─── DATA FOR THIS TASK

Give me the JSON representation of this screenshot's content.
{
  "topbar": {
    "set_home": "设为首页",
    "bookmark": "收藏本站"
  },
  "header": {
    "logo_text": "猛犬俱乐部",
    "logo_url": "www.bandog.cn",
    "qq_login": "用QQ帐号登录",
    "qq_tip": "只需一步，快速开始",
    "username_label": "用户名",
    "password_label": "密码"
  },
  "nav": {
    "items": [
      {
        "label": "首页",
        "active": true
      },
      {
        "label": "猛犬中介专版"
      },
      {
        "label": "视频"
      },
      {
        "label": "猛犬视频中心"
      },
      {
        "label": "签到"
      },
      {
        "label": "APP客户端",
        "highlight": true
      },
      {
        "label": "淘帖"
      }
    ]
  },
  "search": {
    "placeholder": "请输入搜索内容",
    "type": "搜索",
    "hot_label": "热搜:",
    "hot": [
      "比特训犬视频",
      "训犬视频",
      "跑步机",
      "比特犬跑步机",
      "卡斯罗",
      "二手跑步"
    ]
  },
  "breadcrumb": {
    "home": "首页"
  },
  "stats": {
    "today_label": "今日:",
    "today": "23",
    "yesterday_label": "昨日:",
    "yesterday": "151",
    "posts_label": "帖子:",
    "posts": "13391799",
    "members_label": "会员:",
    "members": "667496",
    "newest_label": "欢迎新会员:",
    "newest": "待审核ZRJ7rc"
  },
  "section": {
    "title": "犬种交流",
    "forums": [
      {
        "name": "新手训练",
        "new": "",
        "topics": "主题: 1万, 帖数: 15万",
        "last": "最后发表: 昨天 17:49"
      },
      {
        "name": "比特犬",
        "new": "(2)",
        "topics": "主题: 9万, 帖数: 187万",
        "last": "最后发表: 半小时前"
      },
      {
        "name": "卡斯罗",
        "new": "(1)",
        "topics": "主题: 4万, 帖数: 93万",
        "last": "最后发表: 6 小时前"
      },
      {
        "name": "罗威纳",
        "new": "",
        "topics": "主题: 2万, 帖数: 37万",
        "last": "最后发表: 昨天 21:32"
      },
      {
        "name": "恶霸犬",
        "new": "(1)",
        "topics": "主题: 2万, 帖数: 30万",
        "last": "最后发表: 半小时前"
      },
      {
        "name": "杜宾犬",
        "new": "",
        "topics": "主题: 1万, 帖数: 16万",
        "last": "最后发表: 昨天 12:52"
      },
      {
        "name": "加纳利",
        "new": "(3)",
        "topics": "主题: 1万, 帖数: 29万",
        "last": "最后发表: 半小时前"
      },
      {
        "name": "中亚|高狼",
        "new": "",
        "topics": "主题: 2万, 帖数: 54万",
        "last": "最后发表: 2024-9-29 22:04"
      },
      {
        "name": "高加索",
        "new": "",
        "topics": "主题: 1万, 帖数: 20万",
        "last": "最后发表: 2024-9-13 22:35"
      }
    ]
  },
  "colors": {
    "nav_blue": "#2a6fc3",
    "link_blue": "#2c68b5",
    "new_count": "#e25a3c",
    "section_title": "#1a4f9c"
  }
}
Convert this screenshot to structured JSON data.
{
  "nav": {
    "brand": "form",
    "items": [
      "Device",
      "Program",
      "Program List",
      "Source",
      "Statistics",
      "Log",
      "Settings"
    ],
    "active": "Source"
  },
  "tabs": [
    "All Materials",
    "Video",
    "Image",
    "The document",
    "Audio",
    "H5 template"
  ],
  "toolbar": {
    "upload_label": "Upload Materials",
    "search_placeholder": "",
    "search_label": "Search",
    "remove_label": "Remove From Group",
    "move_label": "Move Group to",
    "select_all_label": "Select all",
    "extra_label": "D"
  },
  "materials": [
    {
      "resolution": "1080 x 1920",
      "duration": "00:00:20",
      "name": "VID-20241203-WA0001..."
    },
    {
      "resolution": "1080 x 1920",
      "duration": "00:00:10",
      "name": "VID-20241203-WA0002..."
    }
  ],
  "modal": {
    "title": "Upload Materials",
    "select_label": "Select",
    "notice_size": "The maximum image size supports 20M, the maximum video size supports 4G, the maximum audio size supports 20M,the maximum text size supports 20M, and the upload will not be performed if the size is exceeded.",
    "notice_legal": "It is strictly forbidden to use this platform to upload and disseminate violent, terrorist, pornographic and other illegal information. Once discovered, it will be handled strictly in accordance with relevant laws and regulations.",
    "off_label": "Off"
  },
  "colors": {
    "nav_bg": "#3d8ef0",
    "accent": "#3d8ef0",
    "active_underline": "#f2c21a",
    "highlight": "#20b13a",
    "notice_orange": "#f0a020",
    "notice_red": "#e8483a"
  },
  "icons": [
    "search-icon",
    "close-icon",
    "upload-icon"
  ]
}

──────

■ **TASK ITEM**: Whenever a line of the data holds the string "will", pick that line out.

■ **FINISHED TASK**:
    "notice_size": "The maximum image size supports 20M, the maximum video size supports 4G, the maximum audio size supports 20M,the maximum text size supports 20M, and the upload will not be performed if the size is exceeded.",
    "notice_legal": "It is strictly forbidden to use this platform to upload and disseminate violent, terrorist, pornographic and other illegal information. Once discovered, it will be handled strictly in accordance with relevant laws and regulations.",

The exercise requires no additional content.